◆ SUPPLIED DATA ◆
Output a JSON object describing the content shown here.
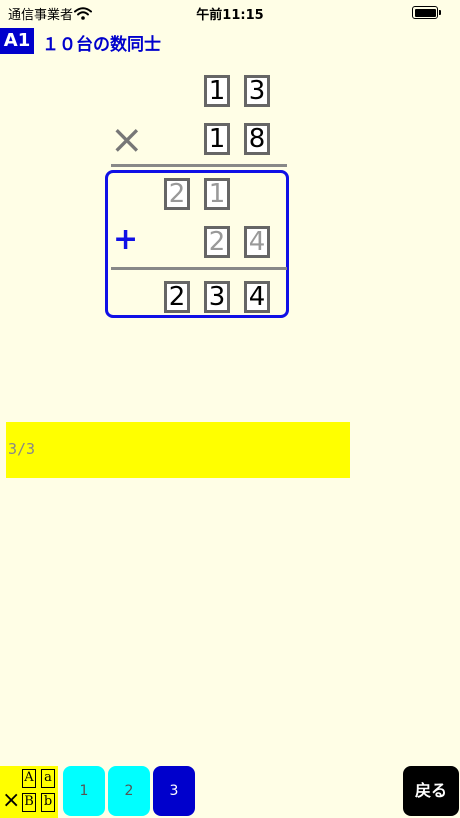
{
  "status_bar": {
    "carrier": "通信事業者",
    "time": "午前11:15"
  },
  "header": {
    "level": "A1",
    "title": "１０台の数同士"
  },
  "problem": {
    "multiplicand": [
      "1",
      "3"
    ],
    "multiplier": [
      "1",
      "8"
    ],
    "times_sign": "×",
    "partial_1": [
      "2",
      "1"
    ],
    "partial_2": [
      "2",
      "4"
    ],
    "plus_sign": "+",
    "answer": [
      "2",
      "3",
      "4"
    ]
  },
  "progress": {
    "text": "3/3",
    "current": 3,
    "total": 3
  },
  "bottom_bar": {
    "mode_button": {
      "times": "×",
      "letters": [
        "A",
        "a",
        "B",
        "b"
      ]
    },
    "step_buttons": [
      "1",
      "2",
      "3"
    ],
    "active_step": "3",
    "back_label": "戻る"
  },
  "colors": {
    "background": "#fffee6",
    "accent_blue": "#0000cc",
    "box_blue": "#1010e6",
    "highlight_yellow": "#ffff00",
    "step_cyan": "#00ffff"
  }
}
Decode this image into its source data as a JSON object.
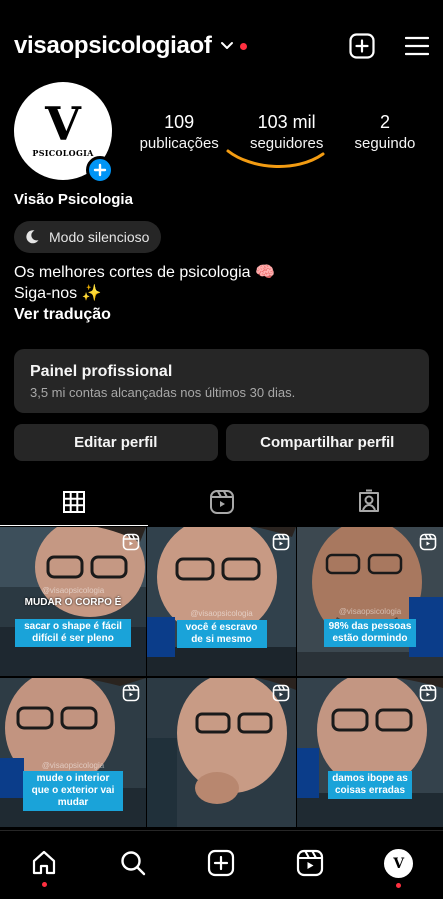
{
  "header": {
    "username": "visaopsicologiaof"
  },
  "profile": {
    "avatar_letter": "V",
    "avatar_sub": "PSICOLOGIA",
    "stats": [
      {
        "value": "109",
        "label": "publicações"
      },
      {
        "value": "103 mil",
        "label": "seguidores"
      },
      {
        "value": "2",
        "label": "seguindo"
      }
    ],
    "name": "Visão Psicologia",
    "mode": "Modo silencioso",
    "bio_line1": "Os melhores cortes de psicologia 🧠",
    "bio_line2": "Siga-nos ✨",
    "translate": "Ver tradução"
  },
  "panel": {
    "title": "Painel profissional",
    "subtitle": "3,5 mi contas alcançadas nos últimos 30 dias."
  },
  "actions": {
    "edit": "Editar perfil",
    "share": "Compartilhar perfil"
  },
  "grid": {
    "handle": "@visaopsicologia",
    "captions": [
      {
        "title": "MUDAR O CORPO É",
        "text": "sacar o shape é fácil difícil é ser pleno"
      },
      {
        "text": "você é escravo de si mesmo"
      },
      {
        "text": "98% das pessoas estão dormindo"
      },
      {
        "text": "mude o interior que o exterior vai mudar"
      },
      {
        "text": ""
      },
      {
        "text": "damos ibope as coisas erradas"
      }
    ]
  },
  "colors": {
    "accent": "#0095f6",
    "notif": "#ff3040",
    "underline": "#f39c12",
    "caption_bg": "#1aa3d9"
  }
}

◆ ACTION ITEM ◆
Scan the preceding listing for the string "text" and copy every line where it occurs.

◆ EXERCISE RESPONSE ◆
    "text": "3/3",
        "text": "sacar o shape é fácil difícil é ser pleno"
        "text": "você é escravo de si mesmo"
        "text": "98% das pessoas estão dormindo"
        "text": "mude o interior que o exterior vai mudar"
        "text": ""
        "text": "damos ibope as coisas erradas"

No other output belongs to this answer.